It’s inheritance tax planning, but not as we know it
This is a phrase that can be attributed to the context of the pension changes introduced by the Coalition government. Some would argue that the amendments to the tax treatment of pension funds on death are the most significant part of the changes and one of the biggest changes to Inheritance tax for a long time.
In summary, where an individual has not bought an annuity, a defined contribution pension fund remains available to pass on to selected beneficiaries. Inheritance tax (IHT) can be avoided by making an ‘expression of wishes’ to the pension provider suggesting to whom the funds should be paid. However, under the old system there were other tax charges. These charges reflected the principle that income tax relief was given on contributions into the pension fund and; therefore, some tax should be payable when the fund was paid out. In some situations tax at 55% of the fund value was levied.
A new era
There are now significant exceptions from the tax charges for benefits first paid on or after 6 April 2015.
- Anyone who dies under the age of 75 will be able to give their defined contribution pension fund to anyone completely tax free. This is subject to the condition that the fund is transferred into the names of chosen beneficiaries within two years of death. A beneficiary can take the fund out as a lump sum, buy an annuity or take income when required through drawdown completely tax free.
- Those aged 75 or over when they die will also be able to pass their defined contribution pension fund to any beneficiary, who will then be able to draw down on it as income whenever they wish. They will pay tax at their marginal rate of income tax when the income is received. The same tax position applies where a beneficiary receives an annuity payment. Beneficiaries will also have the option of receiving the fund as a lump sum payment. From 6 April 2016 the lump sum will be charged to tax at the recipient’s marginal rate of income tax and not the previous rate 55% rate that was charged.

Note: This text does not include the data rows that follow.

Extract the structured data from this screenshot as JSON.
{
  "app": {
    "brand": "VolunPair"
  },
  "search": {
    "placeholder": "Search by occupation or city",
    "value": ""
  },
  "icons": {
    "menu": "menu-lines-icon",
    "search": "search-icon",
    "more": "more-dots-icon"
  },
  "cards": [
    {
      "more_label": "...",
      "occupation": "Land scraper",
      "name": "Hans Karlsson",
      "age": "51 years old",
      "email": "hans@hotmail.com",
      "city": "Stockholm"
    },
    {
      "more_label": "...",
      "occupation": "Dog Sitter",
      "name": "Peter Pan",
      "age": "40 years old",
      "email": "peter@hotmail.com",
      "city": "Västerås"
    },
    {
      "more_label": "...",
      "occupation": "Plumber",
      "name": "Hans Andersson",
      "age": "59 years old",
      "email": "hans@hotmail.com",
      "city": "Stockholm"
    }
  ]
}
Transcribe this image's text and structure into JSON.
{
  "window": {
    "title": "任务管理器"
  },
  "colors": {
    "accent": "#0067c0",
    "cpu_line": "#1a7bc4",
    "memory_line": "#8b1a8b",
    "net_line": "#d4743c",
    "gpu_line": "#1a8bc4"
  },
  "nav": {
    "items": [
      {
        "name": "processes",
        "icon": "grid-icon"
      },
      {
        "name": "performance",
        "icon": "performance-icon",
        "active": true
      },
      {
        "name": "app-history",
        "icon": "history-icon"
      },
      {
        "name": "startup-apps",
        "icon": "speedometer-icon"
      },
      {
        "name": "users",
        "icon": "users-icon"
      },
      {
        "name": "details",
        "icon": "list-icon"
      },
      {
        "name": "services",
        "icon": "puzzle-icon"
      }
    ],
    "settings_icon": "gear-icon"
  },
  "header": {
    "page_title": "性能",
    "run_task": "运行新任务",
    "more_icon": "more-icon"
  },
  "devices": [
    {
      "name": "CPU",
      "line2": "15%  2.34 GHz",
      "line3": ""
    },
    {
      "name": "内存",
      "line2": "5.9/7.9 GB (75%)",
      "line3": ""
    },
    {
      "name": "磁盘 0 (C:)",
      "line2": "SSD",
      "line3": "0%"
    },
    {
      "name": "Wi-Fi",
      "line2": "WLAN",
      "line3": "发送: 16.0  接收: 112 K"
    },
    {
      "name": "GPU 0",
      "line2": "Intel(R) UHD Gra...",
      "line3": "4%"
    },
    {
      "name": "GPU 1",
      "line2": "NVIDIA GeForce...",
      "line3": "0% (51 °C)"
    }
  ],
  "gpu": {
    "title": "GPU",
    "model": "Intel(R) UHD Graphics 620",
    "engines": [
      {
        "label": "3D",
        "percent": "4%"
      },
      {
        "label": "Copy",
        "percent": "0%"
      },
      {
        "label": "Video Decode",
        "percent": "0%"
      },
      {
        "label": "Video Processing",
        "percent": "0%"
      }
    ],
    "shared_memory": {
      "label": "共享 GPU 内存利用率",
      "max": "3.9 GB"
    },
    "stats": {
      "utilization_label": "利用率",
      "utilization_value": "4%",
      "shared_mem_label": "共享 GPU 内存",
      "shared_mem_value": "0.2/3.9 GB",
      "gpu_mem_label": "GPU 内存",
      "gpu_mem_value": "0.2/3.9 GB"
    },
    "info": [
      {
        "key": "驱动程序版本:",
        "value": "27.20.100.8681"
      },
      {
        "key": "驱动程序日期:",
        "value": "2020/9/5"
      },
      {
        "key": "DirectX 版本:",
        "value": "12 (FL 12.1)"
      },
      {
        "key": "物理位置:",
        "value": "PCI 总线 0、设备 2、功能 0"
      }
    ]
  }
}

The fund does not have to be left to just one beneficiary – it can be split among many beneficiaries and the beneficiaries are not restricted to the person’s family.
The new tax treatment does not apply to the extent that the pension fund exceeds the Lifetime Allowance (£1 million from 6 April 2016).
These changes may for some turn traditional IHT planning on its head. With a 55% tax charge on inherited pension funds and 40% on assets not in a pension fund, the message was ‘don’t leave money in your fund – take it out while you can’. Now the message is: ‘if you have other assets, live off those and save the pension fund for another day’. You may need access to the fund in later life, but if you don’t, there is comfort in knowing that your chosen beneficiaries will have the chance of accessing the accumulated wealth in a tax efficient way.
How can Essex Abel help?
Essex Abel are able to advise you in relation to your potential exposure to Inheritance Tax and provide advice as to your options to mitigate your exposure in the long term.
If you feel that this is an area which could be relevant to your business then please contact Jason Oram for a free initial, no obligation consultation.
The information contained herein is of a general nature and is not intended to address the circumstances of any particular individual or entity. Although we endeavour to provide accurate and timely information, there can be no guarantee that such information is accurate as of the date received or that it will continue to be accurate in the future. No one should act on such information without appropriate professional advice after a thorough examination of the particular situation. Neither Essex Abel Ltd nor the author accept any responsibility whatsoever for any action taken based upon the information included in this articles.